Amazingly much of Cite Soleil managed to withstand the devastating earthquake in 2010. But clearly these were not adequate conditions to ensure the health and safety of a community. Housing would need to be constructed to provide the residents of Cite Soleil with permanent, safe, and clean dwellings. Normally that responsibility would fall on the government, but the political instability so characteristic of Haiti makes that task virtually impossible. So Father Rick and his organization stepped in to fill yet another pressing need and has been helping the community build sustainable housing in the area surrounding St Mary’s.
We decided to take a tour of the new housing in Cite Soleil.
Each house costs roughly $9000 to build. The funds are given to the community to build the houses – community members decide which family will have a house built.
Once a house is built for your family, you are required to participate in building the next houses for future families. Electricity will eventually be provided entirely from solar energy (plenty of sun in Haiti!). And the difference between the old and the new housing is dramatic.
In addition, roadways and sidewalks will be built out of materials from the Presidential Palace and National Assembly that were destroyed in the earthquake (actor Sean Penn is very active in Haiti and a personal friend of Father Rick. He managed to have materials from the destroyed government buildings donated to Cite Soleil). To me, there is a beautiful irony in the knowledge that tile floors and broken porcelain vases once admired by the rich and powerful in Haiti will be used to build roads and sidewalks in Cite Soleil. In addition to houses, the foundation had also built a bakery – yet another micro-economy employing people from the neighborhood as well as providing fresh bread to surrounding residents. Any profit from the bakery goes back to support the clinic.
Naturally, a trio of white people walking through the neighborhood attracted some attention. My mother would probably kill me if she knew we had stepped into “the most dangerous area” of Haiti, and I’m ashamed to admit that this was the only time I did not feel safe during the week. In addition to numerous children, there were several men that followed us throughout our tour of Cite Soleil, and a few were asking us for money. I’ll also admit how heartbreaking it was to not be able to do more. The $5 bill burning in my pocket was just waiting to be given; in the long run, that $5 meant little to mean but could be a lot of money to someone in this neighborhood. In the end, I learned that some of the men that followed us were in fact members of the gang who told the other men begging for money to leave us alone, ensuring our safety. I was dumbfounded.
The children were naturally absolutely adorable. I was again torn when one of them wanted a sip of the Coke I was drinking – I was told not to for it would most likely result in a frenzy.
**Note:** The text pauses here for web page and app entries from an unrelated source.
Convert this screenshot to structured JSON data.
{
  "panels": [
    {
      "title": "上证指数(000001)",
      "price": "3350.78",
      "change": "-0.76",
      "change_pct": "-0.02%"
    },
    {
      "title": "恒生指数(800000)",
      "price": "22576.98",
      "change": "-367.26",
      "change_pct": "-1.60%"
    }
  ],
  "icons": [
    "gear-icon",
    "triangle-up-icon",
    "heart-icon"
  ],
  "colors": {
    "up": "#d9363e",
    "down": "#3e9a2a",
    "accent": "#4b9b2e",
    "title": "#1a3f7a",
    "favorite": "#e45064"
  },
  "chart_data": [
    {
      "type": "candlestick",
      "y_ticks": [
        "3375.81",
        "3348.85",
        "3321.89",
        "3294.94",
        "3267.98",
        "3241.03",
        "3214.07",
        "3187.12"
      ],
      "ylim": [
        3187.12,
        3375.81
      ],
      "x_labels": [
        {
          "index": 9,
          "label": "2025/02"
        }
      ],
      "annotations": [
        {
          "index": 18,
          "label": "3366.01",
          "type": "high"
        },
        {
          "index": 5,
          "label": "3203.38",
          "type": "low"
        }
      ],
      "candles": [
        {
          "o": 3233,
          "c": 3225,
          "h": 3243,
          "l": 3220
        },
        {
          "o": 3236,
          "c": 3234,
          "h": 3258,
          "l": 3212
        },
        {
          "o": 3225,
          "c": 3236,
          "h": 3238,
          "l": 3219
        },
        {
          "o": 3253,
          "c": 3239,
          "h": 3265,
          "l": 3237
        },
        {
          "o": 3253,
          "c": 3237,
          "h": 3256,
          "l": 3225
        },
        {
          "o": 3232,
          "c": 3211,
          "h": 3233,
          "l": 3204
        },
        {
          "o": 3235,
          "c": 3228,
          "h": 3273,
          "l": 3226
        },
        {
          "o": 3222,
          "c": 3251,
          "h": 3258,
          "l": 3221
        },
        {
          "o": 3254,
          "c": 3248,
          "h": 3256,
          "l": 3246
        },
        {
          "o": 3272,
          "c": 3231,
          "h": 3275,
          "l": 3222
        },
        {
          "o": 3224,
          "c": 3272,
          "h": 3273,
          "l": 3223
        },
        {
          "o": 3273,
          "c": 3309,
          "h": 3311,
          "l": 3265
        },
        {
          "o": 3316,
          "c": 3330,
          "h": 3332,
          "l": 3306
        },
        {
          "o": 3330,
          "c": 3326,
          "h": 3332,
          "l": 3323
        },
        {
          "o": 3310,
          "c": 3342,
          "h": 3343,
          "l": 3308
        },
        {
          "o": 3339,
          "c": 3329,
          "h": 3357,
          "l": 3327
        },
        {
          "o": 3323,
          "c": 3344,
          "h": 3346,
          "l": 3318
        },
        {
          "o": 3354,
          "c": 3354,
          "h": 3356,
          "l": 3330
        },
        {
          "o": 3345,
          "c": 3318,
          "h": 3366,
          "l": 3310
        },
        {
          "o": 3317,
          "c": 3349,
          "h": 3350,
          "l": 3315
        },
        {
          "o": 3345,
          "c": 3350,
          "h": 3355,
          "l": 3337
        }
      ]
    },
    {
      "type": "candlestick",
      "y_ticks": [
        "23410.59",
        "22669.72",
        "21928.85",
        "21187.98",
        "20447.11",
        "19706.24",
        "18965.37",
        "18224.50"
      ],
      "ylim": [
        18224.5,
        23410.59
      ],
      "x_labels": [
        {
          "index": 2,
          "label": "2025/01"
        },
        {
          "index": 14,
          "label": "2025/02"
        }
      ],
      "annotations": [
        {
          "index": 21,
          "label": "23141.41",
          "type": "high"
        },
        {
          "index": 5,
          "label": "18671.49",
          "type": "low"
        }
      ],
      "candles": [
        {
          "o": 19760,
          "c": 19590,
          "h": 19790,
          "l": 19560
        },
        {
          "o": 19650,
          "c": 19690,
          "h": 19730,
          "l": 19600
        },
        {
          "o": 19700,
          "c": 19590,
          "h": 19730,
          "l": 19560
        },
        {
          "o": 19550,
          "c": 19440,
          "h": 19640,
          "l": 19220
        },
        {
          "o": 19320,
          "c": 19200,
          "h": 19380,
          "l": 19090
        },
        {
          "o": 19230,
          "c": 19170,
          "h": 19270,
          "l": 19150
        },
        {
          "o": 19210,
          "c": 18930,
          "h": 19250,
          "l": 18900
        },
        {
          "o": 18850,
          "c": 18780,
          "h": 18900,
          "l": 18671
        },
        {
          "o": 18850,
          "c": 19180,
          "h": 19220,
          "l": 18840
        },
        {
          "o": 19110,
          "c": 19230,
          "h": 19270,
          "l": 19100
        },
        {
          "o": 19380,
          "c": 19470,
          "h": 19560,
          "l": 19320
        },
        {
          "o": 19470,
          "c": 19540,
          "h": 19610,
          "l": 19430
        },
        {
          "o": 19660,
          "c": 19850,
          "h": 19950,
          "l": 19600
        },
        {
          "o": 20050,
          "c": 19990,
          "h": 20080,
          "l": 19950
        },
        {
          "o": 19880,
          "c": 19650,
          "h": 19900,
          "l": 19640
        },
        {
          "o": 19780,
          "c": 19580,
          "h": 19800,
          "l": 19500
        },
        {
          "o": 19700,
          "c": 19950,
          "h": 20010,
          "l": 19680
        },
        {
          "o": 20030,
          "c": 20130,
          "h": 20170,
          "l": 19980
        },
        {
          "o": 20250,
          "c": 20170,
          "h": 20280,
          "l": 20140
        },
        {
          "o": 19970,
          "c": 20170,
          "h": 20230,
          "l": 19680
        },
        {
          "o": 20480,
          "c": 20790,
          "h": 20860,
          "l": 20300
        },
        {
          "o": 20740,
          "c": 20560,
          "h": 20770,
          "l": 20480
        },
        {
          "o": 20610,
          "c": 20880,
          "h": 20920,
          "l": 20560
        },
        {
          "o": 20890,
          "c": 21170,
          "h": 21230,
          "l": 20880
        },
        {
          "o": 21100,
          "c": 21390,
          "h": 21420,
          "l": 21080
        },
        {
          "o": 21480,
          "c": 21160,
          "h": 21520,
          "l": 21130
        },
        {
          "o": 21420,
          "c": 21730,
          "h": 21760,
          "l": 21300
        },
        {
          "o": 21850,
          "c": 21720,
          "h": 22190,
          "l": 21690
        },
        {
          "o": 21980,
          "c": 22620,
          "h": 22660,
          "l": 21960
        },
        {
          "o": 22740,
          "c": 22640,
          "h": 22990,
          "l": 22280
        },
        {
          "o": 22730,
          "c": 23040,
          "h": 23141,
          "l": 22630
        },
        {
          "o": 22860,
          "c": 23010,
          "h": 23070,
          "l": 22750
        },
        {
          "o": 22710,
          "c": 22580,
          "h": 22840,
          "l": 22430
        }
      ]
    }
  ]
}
But I was struck with how resilient these kids were, surviving in a dysfunctional system. I was amazed that a gang, something in the United States we view only with contempt, managed to control an otherwise terrible situation. I can only hope that Father Rick’s work can lessen the dysfunction and build sustainable cooperation and roots within this community.
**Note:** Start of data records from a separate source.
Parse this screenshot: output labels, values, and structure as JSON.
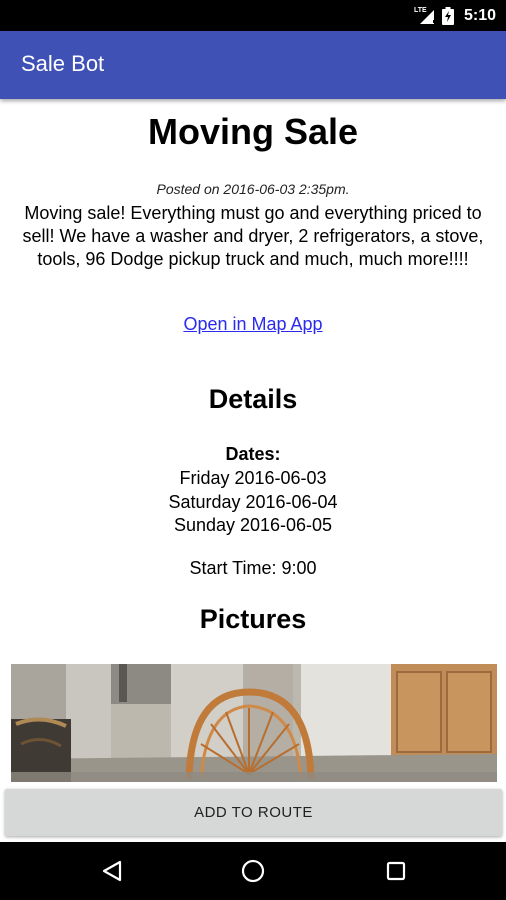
{
  "status_bar": {
    "time": "5:10",
    "network": "LTE"
  },
  "app_bar": {
    "title": "Sale Bot"
  },
  "sale": {
    "title": "Moving Sale",
    "posted": "Posted on 2016-06-03 2:35pm.",
    "description": "Moving sale! Everything must go and everything priced to sell! We have a washer and dryer, 2 refrigerators, a stove, tools, 96 Dodge pickup truck and much, much more!!!!",
    "map_link": "Open in Map App"
  },
  "details": {
    "heading": "Details",
    "dates_label": "Dates:",
    "dates": [
      "Friday 2016-06-03",
      "Saturday 2016-06-04",
      "Sunday 2016-06-05"
    ],
    "start_time": "Start Time: 9:00"
  },
  "pictures": {
    "heading": "Pictures"
  },
  "actions": {
    "add_to_route": "ADD TO ROUTE"
  },
  "icons": {
    "signal": "signal-icon",
    "battery": "battery-charging-icon",
    "back": "back-icon",
    "home": "home-icon",
    "recents": "recents-icon"
  }
}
Here are a few of the kids from our entourage in Cite Soleil. The one in the middle was my favorite – striking a pose with a fedora… and no pants.